Forbion’s Portfolio Company, Prexton Therapeutics Acquired by Lundbeck for up to EUR 905 million (USD 1.1 billion)

in portfolio news

• Upfront payment of EUR 100 million plus up to EUR 805 million in development, regulatory and sales milestones

• Foliglurax - a first-in-class development candidate for Parkinson’s disease in Phase II clinical development

• Prexton sale marks third successful exit from Forbion’s most recent fund, Forbion III

Forbion, one of the leading European life science venture capital firms, today announces that H. Lundbeck A/S (Lundbeck) has acquired Forbion’s portfolio company Prexton Therapeutics B.V. (Prexton) for a total consideration of EUR 905 million (USD 1.1 billion).

Under the terms of the agreement, Lundbeck will pay EUR 100 million upfront to the current investors in Prexton and up to a further EUR 805 million in development, regulatory and sales milestones, depending on the successful outcome of certain undisclosed milestones. Guggenheim Securities acted as the financial advisor and Dechert LLC served as the legal counsel to Prexton.

By acquiring Prexton, Lundbeck will obtain the global rights to foliglurax, which is currently in Phase II clinical development for the symptomatic treatment of OFF-time reduction in Parkinson’s disease and dyskinesia, including Levodopa Induced Dyskinesia (LID). The first data from the ongoing Phase II clinical program is expected to become available in mid-2019.
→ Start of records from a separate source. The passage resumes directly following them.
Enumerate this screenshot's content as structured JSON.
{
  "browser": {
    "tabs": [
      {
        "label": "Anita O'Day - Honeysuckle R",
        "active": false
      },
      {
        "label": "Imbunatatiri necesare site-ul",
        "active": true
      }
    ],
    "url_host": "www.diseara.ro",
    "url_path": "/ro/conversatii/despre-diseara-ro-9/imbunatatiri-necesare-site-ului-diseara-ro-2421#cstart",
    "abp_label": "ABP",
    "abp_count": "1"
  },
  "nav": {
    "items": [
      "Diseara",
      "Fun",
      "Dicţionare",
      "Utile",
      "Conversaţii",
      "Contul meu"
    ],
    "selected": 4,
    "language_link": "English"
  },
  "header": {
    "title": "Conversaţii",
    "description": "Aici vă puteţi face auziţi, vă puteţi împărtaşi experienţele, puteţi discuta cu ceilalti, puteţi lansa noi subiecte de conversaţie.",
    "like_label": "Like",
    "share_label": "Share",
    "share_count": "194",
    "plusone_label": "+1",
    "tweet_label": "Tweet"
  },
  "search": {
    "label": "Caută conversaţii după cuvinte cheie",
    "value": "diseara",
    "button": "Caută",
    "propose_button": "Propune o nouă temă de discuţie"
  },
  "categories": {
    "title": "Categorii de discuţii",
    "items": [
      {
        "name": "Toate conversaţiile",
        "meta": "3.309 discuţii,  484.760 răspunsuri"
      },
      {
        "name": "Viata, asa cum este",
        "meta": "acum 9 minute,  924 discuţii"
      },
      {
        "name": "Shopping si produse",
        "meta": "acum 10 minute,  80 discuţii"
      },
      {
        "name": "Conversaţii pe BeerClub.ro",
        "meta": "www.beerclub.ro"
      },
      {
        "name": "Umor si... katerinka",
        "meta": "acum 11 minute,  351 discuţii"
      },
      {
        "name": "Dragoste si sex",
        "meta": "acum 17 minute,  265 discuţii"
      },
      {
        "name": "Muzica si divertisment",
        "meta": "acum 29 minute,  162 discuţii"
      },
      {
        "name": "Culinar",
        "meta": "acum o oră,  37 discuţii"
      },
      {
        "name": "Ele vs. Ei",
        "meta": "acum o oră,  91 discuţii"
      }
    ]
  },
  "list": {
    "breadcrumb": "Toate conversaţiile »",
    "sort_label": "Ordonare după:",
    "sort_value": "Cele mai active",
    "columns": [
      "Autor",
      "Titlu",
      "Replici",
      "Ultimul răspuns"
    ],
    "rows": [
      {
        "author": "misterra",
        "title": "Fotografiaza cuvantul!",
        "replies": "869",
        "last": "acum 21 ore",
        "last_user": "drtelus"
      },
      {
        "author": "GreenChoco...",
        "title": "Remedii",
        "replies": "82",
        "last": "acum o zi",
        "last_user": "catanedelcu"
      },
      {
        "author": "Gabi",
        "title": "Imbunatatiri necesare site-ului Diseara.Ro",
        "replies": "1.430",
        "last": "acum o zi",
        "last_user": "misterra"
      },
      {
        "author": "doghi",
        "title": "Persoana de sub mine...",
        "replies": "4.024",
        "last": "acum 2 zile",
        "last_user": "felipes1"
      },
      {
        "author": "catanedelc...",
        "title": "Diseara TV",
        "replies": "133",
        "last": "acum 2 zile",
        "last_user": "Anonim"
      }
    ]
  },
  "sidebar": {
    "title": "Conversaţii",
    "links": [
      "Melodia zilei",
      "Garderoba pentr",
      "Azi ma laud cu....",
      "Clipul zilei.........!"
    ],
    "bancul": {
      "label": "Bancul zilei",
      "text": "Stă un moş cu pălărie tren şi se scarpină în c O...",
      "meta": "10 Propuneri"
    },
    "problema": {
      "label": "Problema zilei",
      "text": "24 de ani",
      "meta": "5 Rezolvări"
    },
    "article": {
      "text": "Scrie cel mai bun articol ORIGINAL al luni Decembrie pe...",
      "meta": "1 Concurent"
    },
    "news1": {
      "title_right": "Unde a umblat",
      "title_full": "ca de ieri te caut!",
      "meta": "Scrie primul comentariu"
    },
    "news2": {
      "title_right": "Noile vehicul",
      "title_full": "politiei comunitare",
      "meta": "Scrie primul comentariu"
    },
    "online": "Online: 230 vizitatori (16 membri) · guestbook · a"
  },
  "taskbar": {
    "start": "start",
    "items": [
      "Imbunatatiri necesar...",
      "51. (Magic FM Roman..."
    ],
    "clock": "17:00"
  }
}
“Forbion co-led Prexton’s Series B financing in February 2017 which raised EUR 29 million (USD 31 million) to advance the development of foliglurax. This rapid exit underscores Forbion’s ability to identify the most promising European biotech companies, including those focusing on drug development in challenging indications such as Parkinson’s disease”, commented Marco Boorsma, General Partner at Forbion. “The Prexton team has successfully and efficiently advanced foliglurax into mid-stage clinical development. Lundbeck now has the opportunity to apply its specialist knowledge and expertise in the CNS space.”

Parkinson’s disease is a devastating progressive neurological condition affecting over 6 million people worldwide. The disease is caused by the degeneration of dopaminergic brain cells. The main motoric symptoms are resting tremor, muscle rigidity, and slowed movement (bradykinesia).

Current treatments aim to replace dopamine or to mimic its effects with patients being administered with the dopamine precursor levodopa. This treatment provides adequate symptomatic relief initially but over time it loses efficacy. As the disease progresses patients experience serious, debilitating complications, such as increased OFF-time and uncontrolled movements (dyskinesia).